    consistency processes, etc.); and

  The development of risk maps accompanied, if possible, by

    databases describing the communities and entities located in

     he territories studied, and classified according to their level of


The analysis of past experiences regarding disaster situations in the region assessed allow us to identify hazards that could have greater or lesser impact. It also contributes with actual experiences based upon the behavior that should or should not be followed. In addition, it allows for the evaluation of both successes and failures, taking into account when these events happened as well as the economic, political and social conditions of that time or historical period, etc. This analysis, therefore, must not be conducted as a mere chronological account of facts, but as an in-depth study of the context in which these events took place, their impact and the actions of both the communities and the government to cope with them.

The analysis of all hazards faced in the region represents an external element of the risk assessment and it should be carefully conducted in order to take into account latent hazards. Despite the fact that these potential hazards have never caused a disaster situation in the communities assessed, they still exist and, therefore, we should be careful so that   conditions favorable for their occurrence do not arise, and be prepared with adequate actions in case they do occur.

The analysis of the level of vulnerability associated with each hazard identified is the internal element that composes a risk assessment. It is important to identify each hazard, as well as to differentiate the level of vulnerability by region in the different areas exposed to these hazards. This is undoubtedly the key point in a process of risk assessment and the element that requires more resources and efforts due to its scientific rigor and the amount of information that must be analyzed.

The analysis of internal mechanisms is also an essential part that contributes to increasing or decreasing the level of vulnerability in communities, entities, regions, countries, etc. This is due to the fact that it is an indicator of the importance that governments, institutions and non-governmental organizations give to such a sensitive problem in the region assessed. These mechanisms represent an fruitful investment because the measures taken for disaster reduction are a way to contribute to sustainable development in these communities and to prepare them to live with the risk with which they cope due to investment and urban development processes, among others. The analysis includes the review of plans already in place for disaster situations, as well as related compatibility and consistency processes. The analysis should make suggestions of subject areas for risk management projects, include the legislation in force with respect to those issues, and examine other aspects of the situation that will depend upon the characteristics of each region.
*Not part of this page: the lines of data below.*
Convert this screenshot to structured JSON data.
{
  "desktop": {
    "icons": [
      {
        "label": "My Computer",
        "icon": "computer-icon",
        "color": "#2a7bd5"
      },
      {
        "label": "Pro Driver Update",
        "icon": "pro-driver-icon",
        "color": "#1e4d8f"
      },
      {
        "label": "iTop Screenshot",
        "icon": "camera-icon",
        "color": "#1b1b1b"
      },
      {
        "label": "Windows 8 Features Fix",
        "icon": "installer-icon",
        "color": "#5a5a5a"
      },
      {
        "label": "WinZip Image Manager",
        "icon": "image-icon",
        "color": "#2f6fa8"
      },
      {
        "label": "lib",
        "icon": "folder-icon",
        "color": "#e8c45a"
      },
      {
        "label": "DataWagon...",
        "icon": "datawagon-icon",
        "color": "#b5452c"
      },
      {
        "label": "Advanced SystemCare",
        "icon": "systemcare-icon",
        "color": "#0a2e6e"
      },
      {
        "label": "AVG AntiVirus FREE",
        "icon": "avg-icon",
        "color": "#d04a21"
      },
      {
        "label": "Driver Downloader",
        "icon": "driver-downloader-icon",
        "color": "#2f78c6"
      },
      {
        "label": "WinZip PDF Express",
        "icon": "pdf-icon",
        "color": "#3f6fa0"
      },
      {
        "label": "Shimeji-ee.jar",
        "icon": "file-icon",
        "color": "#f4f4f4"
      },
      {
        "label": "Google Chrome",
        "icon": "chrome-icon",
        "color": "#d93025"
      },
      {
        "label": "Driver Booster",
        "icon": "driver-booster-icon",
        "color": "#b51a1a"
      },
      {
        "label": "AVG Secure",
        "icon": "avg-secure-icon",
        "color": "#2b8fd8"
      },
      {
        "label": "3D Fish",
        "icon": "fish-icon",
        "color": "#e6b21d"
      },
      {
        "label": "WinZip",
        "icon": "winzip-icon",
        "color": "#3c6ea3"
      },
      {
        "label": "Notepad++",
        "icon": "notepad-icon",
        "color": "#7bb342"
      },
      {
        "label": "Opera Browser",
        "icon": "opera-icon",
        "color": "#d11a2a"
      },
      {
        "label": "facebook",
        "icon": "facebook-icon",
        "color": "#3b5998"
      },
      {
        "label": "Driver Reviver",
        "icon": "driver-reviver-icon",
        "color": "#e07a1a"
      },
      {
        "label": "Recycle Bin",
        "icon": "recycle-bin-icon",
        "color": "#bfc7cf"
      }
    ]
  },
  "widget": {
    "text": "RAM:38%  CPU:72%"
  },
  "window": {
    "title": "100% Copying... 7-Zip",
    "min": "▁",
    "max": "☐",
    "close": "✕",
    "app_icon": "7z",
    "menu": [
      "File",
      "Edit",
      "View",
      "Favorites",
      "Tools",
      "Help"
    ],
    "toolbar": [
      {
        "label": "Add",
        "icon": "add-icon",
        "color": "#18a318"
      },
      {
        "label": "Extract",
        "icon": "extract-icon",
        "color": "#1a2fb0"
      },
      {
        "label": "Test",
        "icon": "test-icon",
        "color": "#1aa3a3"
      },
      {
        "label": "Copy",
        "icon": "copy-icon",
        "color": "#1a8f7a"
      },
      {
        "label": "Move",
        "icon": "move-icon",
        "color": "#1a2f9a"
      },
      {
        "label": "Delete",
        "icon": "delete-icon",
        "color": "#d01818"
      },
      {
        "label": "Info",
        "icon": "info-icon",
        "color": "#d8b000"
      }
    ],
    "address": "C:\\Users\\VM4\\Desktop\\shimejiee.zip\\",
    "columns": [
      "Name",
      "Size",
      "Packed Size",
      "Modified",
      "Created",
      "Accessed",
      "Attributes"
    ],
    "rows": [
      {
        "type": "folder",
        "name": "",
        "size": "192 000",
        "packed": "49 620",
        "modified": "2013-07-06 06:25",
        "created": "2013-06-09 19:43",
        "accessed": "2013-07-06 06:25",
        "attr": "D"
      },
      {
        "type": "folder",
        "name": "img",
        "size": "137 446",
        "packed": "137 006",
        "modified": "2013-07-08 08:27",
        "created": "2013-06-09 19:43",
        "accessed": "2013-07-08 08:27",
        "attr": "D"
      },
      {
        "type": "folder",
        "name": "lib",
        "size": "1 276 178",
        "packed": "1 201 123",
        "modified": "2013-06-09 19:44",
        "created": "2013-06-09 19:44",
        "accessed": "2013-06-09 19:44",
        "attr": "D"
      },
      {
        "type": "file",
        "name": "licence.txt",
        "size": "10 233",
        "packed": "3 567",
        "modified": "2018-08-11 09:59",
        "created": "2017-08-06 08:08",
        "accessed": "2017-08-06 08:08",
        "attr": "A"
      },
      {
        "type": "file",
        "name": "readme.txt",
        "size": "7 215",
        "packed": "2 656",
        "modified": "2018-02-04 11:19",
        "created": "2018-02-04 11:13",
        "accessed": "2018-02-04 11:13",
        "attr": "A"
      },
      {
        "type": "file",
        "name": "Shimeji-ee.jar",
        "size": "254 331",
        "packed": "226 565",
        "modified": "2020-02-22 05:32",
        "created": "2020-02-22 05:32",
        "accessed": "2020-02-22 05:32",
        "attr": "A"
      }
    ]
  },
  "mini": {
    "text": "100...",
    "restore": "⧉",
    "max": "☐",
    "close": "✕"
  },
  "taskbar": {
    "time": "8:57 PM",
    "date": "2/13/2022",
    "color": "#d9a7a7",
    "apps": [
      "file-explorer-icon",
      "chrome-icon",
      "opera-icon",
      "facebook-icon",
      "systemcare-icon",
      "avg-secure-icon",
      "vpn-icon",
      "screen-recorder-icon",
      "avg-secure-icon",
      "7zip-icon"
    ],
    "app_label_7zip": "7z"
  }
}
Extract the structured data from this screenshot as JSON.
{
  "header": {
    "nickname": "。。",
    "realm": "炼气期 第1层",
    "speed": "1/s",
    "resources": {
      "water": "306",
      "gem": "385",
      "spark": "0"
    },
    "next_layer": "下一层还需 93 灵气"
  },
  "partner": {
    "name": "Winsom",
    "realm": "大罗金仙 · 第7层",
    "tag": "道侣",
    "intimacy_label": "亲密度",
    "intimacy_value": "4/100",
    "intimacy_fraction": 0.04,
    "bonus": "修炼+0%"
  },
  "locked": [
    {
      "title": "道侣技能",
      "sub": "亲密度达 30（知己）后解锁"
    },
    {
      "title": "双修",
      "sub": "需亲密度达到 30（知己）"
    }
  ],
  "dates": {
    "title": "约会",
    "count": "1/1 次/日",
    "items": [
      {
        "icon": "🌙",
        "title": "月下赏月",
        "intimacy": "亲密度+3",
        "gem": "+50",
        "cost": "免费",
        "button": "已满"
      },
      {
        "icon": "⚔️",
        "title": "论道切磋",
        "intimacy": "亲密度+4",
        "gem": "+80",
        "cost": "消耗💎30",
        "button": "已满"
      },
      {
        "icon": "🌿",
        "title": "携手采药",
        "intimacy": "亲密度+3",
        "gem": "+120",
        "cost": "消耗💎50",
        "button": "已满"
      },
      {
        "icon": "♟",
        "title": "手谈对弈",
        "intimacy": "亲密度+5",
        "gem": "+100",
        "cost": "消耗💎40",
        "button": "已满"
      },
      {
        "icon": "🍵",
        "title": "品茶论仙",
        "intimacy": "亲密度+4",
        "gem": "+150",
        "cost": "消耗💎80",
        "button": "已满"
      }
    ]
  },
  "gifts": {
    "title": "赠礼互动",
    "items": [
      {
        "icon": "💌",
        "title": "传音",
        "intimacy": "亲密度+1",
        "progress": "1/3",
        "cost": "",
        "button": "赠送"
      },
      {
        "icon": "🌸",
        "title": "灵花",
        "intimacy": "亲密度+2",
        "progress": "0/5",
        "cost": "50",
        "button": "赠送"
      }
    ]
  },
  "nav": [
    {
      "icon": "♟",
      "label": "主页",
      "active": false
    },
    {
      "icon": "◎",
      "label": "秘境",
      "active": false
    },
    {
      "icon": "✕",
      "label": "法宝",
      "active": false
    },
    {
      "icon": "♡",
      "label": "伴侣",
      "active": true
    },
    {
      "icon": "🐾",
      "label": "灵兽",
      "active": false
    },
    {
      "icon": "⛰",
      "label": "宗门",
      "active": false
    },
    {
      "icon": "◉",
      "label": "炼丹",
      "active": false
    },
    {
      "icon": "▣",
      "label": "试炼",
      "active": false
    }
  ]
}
The development of risk maps or sketches offers an operational document that supplements existing action plans in the event of a catastrophe. Data of interest gathered during the study is included in such maps and, if possible, this should be compiled in an additional data base. The way these maps are prepared is determined by the characteristics of the area studied, existing economic possibilities and the decision of the specialist or person in charge of preparing them. Regardless of who prepares them, they should be developed as thematic maps that include each of the hazards identified.

For more information please contact:
Yosbanis Roque
Filial   de Ciencias   Médicas "Lidia Doce Sánchez", Cuba